Size tested: carbon
Tell us some more about the technical aspects of the product?
Full carbon construction. Holes are slotted.
Towards the lower end of the price range for carbon cages. Wiggle's in house brand Lifeline have one at £20, and various posh ones are available for £50 or more.
Tell us how the product performed overall when used for its designed purpose
Very well indeed, hard to fault.
Tell us what you particularly liked about the product
Held the bottle firmly, but access was straightforward. Doesn't yield under bolt heads, unlike plastic cages.
Tell us what you particularly disliked about the product
Branding is a bit slapdash.
Did you enjoy using the product? Yes
Would you consider buying the product? Maybe
Would you recommend the product to a friend? Yes

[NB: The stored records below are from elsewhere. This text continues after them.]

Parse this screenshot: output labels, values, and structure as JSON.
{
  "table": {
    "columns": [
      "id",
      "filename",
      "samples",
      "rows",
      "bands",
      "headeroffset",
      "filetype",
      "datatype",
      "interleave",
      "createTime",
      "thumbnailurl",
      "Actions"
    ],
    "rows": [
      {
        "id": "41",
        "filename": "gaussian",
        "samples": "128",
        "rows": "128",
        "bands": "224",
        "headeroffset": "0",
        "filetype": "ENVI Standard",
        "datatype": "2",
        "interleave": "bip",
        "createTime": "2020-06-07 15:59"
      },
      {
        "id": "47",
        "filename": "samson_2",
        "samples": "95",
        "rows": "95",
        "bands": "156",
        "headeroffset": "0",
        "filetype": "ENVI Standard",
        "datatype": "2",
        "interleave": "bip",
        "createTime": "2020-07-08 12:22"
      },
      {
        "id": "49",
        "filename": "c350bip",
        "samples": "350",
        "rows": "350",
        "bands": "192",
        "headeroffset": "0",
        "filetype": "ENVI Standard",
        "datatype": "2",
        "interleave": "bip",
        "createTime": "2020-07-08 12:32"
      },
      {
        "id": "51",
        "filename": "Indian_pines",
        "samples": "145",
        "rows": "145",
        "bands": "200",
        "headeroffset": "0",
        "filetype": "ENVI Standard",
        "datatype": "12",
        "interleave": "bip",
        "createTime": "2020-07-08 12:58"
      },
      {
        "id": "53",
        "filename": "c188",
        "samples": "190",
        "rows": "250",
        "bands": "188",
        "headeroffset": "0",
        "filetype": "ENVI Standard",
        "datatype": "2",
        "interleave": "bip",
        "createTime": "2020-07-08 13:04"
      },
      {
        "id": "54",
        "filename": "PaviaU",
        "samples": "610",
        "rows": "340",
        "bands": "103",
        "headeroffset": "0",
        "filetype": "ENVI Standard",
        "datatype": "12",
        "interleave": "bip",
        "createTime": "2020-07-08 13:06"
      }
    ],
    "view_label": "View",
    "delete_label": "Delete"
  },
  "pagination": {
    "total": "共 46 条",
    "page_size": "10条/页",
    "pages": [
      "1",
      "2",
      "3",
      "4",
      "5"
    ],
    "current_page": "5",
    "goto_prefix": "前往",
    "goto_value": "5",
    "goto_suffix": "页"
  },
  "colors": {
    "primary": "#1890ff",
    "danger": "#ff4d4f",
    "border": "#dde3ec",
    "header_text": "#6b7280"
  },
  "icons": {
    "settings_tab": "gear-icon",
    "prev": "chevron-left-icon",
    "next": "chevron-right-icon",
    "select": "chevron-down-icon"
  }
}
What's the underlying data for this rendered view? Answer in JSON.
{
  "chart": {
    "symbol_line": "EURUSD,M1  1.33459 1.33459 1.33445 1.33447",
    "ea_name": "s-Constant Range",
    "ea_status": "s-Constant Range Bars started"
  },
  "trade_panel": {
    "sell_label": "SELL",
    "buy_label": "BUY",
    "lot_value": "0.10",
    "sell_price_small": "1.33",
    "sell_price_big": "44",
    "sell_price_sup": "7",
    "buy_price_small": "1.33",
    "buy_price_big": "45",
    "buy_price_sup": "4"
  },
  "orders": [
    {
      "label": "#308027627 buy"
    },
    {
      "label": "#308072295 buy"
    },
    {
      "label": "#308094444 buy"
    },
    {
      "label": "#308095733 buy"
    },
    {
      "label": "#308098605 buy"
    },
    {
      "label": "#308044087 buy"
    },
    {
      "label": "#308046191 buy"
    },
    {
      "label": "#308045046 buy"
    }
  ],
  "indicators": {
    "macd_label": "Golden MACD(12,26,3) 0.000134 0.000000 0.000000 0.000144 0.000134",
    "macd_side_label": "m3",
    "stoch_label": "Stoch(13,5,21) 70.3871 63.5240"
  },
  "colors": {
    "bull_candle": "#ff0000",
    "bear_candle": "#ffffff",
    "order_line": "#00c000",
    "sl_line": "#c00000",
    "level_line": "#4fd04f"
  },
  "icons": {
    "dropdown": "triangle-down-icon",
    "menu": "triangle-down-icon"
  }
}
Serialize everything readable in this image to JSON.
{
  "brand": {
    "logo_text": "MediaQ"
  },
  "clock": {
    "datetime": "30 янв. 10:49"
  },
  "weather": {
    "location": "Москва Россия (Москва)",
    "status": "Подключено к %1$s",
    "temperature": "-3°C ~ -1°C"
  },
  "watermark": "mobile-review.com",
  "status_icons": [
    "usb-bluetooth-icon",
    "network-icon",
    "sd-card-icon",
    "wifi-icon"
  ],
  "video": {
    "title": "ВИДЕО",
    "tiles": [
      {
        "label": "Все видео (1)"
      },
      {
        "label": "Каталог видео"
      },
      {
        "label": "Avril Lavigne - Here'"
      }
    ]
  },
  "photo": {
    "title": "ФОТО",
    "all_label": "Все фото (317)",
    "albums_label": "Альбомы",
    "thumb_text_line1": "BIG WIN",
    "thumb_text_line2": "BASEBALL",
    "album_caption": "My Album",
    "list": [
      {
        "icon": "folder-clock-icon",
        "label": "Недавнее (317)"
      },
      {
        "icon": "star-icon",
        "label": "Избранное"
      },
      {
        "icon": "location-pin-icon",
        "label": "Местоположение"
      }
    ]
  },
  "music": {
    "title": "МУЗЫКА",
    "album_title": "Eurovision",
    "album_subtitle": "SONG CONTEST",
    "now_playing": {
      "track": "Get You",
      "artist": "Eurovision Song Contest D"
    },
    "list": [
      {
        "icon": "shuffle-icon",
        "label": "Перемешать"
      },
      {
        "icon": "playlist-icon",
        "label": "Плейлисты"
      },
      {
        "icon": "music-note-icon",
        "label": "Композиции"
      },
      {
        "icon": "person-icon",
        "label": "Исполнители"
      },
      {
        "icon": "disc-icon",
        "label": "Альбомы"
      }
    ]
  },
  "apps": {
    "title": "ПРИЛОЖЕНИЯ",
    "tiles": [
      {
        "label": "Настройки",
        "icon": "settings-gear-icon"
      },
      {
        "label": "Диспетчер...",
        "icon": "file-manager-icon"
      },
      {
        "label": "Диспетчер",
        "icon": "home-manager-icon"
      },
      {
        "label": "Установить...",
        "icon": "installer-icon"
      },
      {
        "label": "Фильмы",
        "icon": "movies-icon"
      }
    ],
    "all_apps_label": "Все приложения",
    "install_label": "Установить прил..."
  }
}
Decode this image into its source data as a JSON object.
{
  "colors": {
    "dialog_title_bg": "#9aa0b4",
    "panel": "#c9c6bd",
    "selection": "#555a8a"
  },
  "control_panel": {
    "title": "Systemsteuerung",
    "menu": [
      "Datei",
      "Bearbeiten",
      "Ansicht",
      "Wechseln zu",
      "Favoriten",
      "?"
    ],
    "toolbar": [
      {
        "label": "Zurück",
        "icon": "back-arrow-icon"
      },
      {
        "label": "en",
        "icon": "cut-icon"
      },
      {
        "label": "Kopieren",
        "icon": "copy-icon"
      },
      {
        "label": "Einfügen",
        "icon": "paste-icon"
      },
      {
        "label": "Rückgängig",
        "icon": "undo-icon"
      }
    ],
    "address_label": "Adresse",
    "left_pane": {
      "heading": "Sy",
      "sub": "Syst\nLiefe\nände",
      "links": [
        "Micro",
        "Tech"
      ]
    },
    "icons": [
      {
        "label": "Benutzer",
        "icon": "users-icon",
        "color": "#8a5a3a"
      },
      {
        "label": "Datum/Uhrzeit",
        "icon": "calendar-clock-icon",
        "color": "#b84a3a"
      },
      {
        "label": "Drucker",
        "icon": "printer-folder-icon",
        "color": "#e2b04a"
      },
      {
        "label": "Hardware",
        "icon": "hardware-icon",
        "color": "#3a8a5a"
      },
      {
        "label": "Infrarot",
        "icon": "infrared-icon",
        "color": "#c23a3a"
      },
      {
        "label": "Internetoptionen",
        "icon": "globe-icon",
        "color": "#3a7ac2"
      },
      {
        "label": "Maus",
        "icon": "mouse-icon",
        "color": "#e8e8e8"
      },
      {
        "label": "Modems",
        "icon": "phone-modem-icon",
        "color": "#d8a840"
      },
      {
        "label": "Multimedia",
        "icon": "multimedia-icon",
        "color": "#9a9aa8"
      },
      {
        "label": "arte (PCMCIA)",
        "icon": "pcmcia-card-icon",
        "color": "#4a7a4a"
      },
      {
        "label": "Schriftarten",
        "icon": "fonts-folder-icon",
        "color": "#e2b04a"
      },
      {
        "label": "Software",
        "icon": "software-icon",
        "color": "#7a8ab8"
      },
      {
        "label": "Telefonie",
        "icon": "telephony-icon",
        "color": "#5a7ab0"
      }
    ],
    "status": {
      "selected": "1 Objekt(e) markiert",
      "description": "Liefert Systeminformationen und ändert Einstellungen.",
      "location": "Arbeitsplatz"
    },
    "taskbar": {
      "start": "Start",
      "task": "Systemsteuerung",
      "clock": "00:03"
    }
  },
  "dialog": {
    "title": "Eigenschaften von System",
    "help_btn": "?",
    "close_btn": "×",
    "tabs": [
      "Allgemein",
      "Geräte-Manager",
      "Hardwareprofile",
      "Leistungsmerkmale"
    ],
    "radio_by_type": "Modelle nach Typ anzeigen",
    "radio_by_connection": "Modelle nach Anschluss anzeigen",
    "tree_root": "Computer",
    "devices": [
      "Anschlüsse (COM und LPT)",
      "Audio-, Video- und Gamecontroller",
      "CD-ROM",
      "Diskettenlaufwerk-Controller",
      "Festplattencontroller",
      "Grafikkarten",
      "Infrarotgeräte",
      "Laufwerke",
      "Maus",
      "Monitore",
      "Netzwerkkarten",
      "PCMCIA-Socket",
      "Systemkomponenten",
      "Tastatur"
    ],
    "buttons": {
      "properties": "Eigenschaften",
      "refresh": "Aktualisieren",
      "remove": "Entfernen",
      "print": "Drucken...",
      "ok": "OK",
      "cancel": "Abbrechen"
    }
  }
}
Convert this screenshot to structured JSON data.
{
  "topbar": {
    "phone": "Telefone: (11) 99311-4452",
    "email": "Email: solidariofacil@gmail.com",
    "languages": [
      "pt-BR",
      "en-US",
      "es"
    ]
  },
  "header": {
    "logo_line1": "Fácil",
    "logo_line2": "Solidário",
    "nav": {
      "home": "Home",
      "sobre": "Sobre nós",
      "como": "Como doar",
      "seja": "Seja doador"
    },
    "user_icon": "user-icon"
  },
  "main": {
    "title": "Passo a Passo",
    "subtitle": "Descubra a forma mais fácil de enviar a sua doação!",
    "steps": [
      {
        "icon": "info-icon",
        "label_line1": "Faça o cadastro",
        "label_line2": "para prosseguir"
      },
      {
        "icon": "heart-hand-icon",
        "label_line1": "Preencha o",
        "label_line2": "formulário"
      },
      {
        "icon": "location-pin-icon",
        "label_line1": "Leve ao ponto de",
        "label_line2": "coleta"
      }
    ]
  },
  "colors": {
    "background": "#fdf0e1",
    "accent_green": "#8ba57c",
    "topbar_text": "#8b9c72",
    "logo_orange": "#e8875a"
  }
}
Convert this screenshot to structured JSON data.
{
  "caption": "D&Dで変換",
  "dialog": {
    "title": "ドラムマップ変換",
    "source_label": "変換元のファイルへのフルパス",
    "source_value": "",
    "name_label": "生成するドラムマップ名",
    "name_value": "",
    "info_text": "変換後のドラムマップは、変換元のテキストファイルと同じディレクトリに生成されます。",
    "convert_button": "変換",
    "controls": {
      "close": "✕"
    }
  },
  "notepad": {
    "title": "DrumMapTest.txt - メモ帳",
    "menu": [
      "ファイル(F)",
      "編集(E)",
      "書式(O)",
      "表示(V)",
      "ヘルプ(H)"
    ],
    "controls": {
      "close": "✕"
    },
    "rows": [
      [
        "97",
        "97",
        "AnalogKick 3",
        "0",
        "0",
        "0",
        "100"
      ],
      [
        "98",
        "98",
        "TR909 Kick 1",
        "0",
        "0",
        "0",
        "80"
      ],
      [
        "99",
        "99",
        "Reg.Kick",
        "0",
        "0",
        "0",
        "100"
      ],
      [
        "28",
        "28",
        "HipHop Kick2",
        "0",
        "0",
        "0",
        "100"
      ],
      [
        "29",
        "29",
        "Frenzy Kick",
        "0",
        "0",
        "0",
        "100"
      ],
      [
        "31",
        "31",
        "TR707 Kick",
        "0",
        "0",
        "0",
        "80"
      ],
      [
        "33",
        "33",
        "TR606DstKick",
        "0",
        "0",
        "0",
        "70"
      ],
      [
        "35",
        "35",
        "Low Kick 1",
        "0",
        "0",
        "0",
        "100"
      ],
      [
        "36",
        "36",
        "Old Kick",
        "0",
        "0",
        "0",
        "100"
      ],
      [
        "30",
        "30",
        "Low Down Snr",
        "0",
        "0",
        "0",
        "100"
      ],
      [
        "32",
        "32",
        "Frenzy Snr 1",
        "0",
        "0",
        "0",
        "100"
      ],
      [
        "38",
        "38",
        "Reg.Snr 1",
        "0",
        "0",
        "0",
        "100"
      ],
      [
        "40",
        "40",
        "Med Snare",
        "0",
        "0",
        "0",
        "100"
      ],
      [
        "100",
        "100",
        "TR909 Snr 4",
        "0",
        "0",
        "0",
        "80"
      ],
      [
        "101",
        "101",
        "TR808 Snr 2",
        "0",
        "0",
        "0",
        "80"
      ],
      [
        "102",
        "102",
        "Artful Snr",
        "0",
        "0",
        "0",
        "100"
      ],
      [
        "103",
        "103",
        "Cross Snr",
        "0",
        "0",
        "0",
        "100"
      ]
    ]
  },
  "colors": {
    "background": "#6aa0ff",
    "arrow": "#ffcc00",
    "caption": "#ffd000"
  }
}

Age: 36 Height: 190cm Weight: 78kg
I usually ride: Boardman CX team for the daily commute My best bike is: Rose Xeon CRS
I've been riding for: Over 20 years I ride: Most days I would class myself as: Expert
I regularly do the following types of riding: road racing, time trialling, cyclo cross, commuting, touring, club rides, sportives, general fitness riding, fixed/singlespeed, mtb,
Jez spends his days making robots that drive cars but is happiest when on two wheels. His roots are in mountain biking but he spends more time nowadays on the road, occasionally racing but more often just riding.